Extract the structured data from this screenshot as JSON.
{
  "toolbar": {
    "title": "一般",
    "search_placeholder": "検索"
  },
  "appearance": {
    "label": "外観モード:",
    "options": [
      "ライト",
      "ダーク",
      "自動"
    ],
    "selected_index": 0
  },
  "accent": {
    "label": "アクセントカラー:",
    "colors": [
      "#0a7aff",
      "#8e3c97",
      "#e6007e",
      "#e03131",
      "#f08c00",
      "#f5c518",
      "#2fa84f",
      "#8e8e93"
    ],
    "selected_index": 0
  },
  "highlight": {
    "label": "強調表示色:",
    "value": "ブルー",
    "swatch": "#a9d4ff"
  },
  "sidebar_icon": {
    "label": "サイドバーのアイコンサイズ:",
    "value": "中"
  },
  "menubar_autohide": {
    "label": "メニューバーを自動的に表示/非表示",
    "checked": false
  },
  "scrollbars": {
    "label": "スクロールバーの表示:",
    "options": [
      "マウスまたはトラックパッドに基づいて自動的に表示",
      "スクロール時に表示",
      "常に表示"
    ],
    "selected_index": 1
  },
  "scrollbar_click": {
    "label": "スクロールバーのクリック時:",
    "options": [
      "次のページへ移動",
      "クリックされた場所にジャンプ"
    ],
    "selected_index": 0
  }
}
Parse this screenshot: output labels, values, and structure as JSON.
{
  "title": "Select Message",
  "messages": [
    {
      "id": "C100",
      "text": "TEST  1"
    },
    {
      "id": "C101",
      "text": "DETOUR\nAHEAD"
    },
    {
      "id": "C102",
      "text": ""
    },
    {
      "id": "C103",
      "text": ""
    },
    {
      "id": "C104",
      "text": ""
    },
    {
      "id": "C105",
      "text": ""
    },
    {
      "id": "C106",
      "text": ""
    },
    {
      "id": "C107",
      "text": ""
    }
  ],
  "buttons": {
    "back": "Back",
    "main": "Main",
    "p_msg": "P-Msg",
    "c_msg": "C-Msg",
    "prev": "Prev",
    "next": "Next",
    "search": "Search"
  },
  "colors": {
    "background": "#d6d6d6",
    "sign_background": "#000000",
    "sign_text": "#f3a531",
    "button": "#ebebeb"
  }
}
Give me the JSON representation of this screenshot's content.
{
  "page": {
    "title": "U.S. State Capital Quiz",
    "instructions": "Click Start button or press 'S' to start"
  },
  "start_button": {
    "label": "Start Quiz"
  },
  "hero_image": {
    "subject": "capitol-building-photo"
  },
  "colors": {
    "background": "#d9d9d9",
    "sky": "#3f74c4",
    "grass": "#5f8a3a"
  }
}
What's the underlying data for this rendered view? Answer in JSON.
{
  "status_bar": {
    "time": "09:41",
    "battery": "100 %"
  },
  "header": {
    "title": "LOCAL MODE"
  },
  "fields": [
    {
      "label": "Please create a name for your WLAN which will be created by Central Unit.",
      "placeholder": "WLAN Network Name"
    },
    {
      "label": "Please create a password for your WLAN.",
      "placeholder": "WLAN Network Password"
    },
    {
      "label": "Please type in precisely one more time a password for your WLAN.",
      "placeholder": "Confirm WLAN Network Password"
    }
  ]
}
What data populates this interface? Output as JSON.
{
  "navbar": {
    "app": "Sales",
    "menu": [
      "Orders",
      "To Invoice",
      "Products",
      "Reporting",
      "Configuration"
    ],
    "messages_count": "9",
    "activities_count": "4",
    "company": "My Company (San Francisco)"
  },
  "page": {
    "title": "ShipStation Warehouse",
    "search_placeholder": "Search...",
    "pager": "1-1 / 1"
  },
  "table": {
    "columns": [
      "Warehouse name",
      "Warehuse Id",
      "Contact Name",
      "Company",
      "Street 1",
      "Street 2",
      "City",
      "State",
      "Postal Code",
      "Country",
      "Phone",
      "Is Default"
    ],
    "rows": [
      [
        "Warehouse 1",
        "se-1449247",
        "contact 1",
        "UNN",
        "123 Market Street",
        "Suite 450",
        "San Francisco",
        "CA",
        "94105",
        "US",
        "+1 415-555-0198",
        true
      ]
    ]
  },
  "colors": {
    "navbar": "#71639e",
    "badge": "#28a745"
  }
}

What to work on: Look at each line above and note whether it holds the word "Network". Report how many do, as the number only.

Expected answer: 3